As climate change increases the number of extreme weather events, such as megadroughts, groundwater management is key for sustaining water supply. But current groundwater monitoring tools are either costly or insufficient for deeper aquifers, limiting our ability to monitor and practice sustainable management in populated areas.
Now, a new paper published in Nature Communications bridges seismology and hydrology with a pilot application that uses seismometers as a cost-effective way to monitor and map groundwater fluctuations.

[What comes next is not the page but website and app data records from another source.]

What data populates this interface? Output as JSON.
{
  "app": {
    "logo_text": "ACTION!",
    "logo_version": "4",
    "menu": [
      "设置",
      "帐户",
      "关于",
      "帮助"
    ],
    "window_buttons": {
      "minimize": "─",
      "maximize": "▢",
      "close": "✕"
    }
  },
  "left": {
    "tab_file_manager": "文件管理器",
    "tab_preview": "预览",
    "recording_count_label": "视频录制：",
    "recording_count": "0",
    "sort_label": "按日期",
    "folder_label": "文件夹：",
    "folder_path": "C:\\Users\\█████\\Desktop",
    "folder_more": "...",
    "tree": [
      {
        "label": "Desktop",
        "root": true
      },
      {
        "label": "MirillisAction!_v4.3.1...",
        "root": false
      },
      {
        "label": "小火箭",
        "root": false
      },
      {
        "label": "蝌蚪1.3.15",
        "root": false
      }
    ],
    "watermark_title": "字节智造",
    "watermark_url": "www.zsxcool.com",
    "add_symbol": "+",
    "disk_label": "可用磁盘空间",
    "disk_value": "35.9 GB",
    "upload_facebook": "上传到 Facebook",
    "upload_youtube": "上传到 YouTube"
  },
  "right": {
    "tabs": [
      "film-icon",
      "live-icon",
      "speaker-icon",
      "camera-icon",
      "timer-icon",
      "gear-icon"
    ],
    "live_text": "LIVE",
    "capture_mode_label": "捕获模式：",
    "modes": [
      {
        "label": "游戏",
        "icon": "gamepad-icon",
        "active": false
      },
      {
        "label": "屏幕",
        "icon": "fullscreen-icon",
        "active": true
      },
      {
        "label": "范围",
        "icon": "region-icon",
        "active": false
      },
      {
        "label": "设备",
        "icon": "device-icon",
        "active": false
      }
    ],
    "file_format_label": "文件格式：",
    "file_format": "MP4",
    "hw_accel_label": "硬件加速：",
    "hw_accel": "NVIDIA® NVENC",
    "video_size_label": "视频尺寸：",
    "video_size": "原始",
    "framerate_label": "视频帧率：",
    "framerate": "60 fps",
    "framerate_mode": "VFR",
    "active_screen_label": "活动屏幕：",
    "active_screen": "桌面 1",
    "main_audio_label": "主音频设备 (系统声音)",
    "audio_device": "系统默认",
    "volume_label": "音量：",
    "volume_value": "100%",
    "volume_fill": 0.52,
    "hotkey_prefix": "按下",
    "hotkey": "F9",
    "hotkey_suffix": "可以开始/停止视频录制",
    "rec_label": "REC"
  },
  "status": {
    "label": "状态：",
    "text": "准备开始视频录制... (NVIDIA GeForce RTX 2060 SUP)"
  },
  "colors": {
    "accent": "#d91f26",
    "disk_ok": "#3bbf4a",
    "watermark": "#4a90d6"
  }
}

“Our measurements are independent from and complementary to traditional observations,” says Shujuan Mao PhD ’21, lead author on the paper. “It provides a new way to dictate groundwater management and evaluate the impact of human activity on shaping underground hydrologic systems.”